Nava Atlas’s Spinach, Leek and Potato Matzo Gratin
This closely resembles the layered matzo casseroles, called minas, which are commonly served at Sephardic Seders. Consisting of layered matzos and vegetables, these make great main dishes for the vegans at the Passover table, and a nice side for everyone else.
8 medium potatoes
1 cup raw cashews
1 medium ripe avocado, pitted, peeled and cut into large chunks
Juice of 1 lemon
2 tablespoons extra-virgin olive oil
2 large or 3 medium leeks, white and palest green parts only, chopped and well rinsed
10 to 12 ounces baby spinach, rinsed
2 tablespoons minced fresh dill, or 1 teaspoon dried
1/4 cup matzo meal
Salt and freshly ground pepper to taste
1/3 cup pine nuts for topping, optional
1. Preheat oven to 350 degrees.
2. Cook, bake or microwave the potatoes in their skins until just tender. When cool enough to handle, peel and cut into 1/4-inch-thick slices.
3. Cover the cashews with 1 cup of boiling water in a heatproof bowl and let stand for at least 15 minutes. Drain the cashews, then combine with the avocado and lemon juice in a food processor. Process until smoothly puréed; drizzle enough water through the feed tube while the processor is running to give the mixture a thick, creamy texture.

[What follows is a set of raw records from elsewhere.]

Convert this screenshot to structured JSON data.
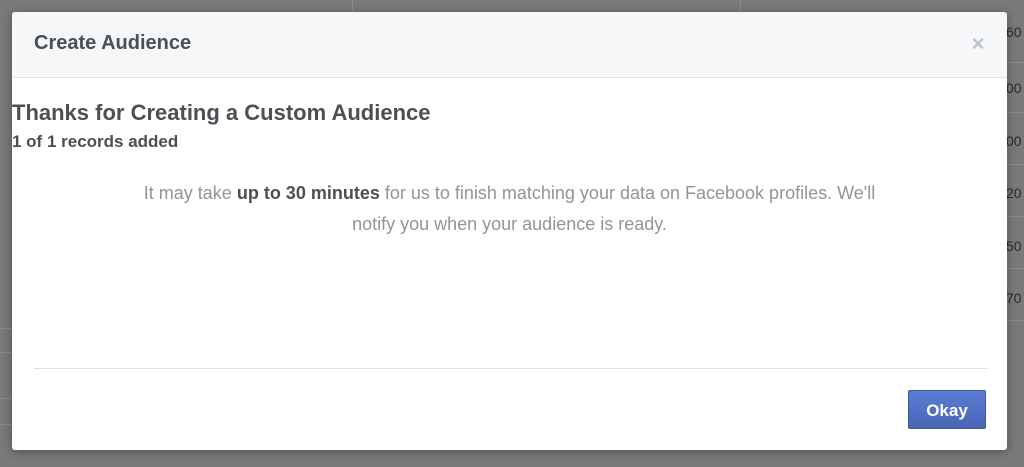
{
  "background": {
    "row_numbers": [
      "60",
      "00",
      "00",
      "20",
      "50",
      "70"
    ]
  },
  "dialog": {
    "title": "Create Audience",
    "close_symbol": "×",
    "headline": "Thanks for Creating a Custom Audience",
    "subhead": "1 of 1 records added",
    "message_prefix": "It may take ",
    "message_bold": "up to 30 minutes",
    "message_suffix": " for us to finish matching your data on Facebook profiles. We'll notify you when your audience is ready.",
    "okay_label": "Okay"
  },
  "colors": {
    "primary_button": "#4267b2",
    "title_text": "#4b4f56",
    "muted_text": "#90949c"
  }
}
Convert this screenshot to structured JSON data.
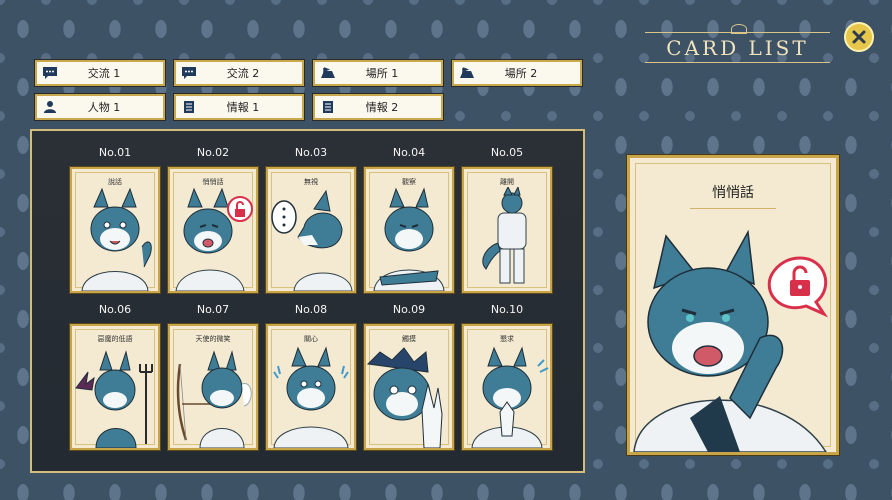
{
  "header": {
    "title": "CARD LIST"
  },
  "tabs": [
    {
      "label": "交流 1",
      "icon": "chat-bubble-icon"
    },
    {
      "label": "交流 2",
      "icon": "chat-bubble-icon"
    },
    {
      "label": "場所 1",
      "icon": "location-icon"
    },
    {
      "label": "場所 2",
      "icon": "location-icon"
    },
    {
      "label": "人物 1",
      "icon": "person-icon"
    },
    {
      "label": "情報 1",
      "icon": "document-icon"
    },
    {
      "label": "情報 2",
      "icon": "document-icon"
    }
  ],
  "cards": [
    {
      "number": "No.01",
      "name": "說話"
    },
    {
      "number": "No.02",
      "name": "悄悄話"
    },
    {
      "number": "No.03",
      "name": "無視"
    },
    {
      "number": "No.04",
      "name": "觀察"
    },
    {
      "number": "No.05",
      "name": "離開"
    },
    {
      "number": "No.06",
      "name": "惡魔的低語"
    },
    {
      "number": "No.07",
      "name": "天使的微笑"
    },
    {
      "number": "No.08",
      "name": "關心"
    },
    {
      "number": "No.09",
      "name": "觸摸"
    },
    {
      "number": "No.10",
      "name": "懇求"
    }
  ],
  "detail": {
    "name": "悄悄話"
  },
  "colors": {
    "panel_border": "#c7a548",
    "card_bg": "#f3ead1",
    "fur_blue": "#3f7d96",
    "lock_red": "#d8304a"
  }
}
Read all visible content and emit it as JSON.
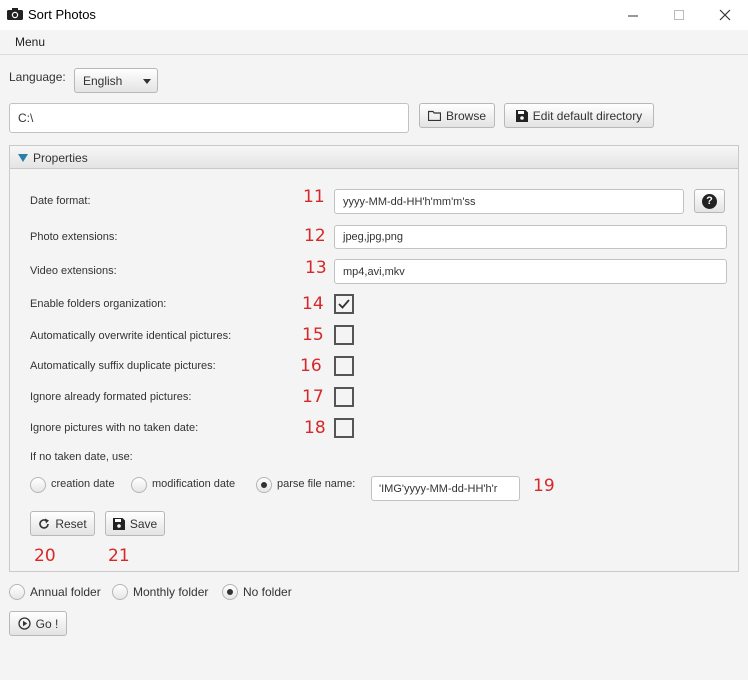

4. Heat the oil in a large skillet. Add the leeks and sauté over medium-low heat until golden. Add the spinach in batches, covering and cooking until wilted to make room for all of it. Stir in the cashew cream, dill and matzo meal. Season with salt and pepper.
5. Break each matzo in half, and place in a shallow container. Cover with room-temperature water in a shallow container until slightly pliable (don’t let them get mushy), about 2 minutes; drain. Lightly oil a 9- by 13-inch casserole dish.
6. Layer the casserole as follows: line the bottom with a layer of matzos, using two matzos per layer. Follow with a layer of potato slices, half of the spinach mixture, and another layer of matzos. Repeat, ending with a layer of matzo.
7. Bake for 30 to 40 minutes, or until top is golden with spots of brown. Let stand for 10 minutes, then cut into squares to serve. If you will be topping with pine nuts, sprinkle them over the top about 10 minutes or so before the gratin is done, to allow them to get lightly toasted.
Yield: 8 to 10 servings
Nava Atlas’s Quinoa Pilaf
Contributed to “Vegan Holiday Kitchen” by Barbara Pollak, a longtime reader of Ms. Atlas’s, this pilaf is attractive when made with a combination of red and white quinoa, but either color can be used on its own. It is a veggie-filled way to celebrate quinoa’s becoming standard Passover fare.
1 1/2 cups quinoa, rinsed
3 cups prepared vegetable broth
3 tablespoons olive oil or other healthy vegetable oil
2 medium yellow or red onions, or 1 of each, quartered and thinly sliced
4 to 6 cloves garlic, minced
One 16-ounce bag shredded coleslaw cabbage
2 medium carrots, sliced
2 cups finely chopped broccoli florets
1 cup sliced cremini or baby bella mushrooms
2 teaspoons minced fresh ginger, or to taste
1/2 teaspoon dried basil
1/2 teaspoon dried thyme
2 tablespoons lemon juice, or to taste
Salt and freshly ground pepper to taste
1/2 cup minced fresh parsley
1/4 cup minced fresh dill, more or less to taste
1. Combine the quinoa with the broth in a large saucepan. Bring to a rapid simmer, then lower the heat, cover and simmer gently until the water is absorbed, about 15 minutes. Test to see if the quinoa is done to your liking; if needed, add another 1/2 cup water and simmer until absorbed.
2. Heat the oil in a large skillet or stir-fry pan. Add the onions and sauté over medium-low heat until translucent. Add the garlic and continue to sauté until the onion is golden.
3. Add the cabbage, carrots, broccoli, mushrooms, ginger, basil, thyme and lemon juice to the skillet. Turn the heat up to medium-high and stir-fry until the cabbage is tender-crisp, about 5 minutes.
4. Stir in the cooked quinoa, then season to taste with salt and pepper. Stir in the parsley and dill, remove from the heat, and serve.
Yield: 8 to 10 servings
More New York Times: http://well.blogs.nytimes.com/2013/03/22/a-vegan-passover/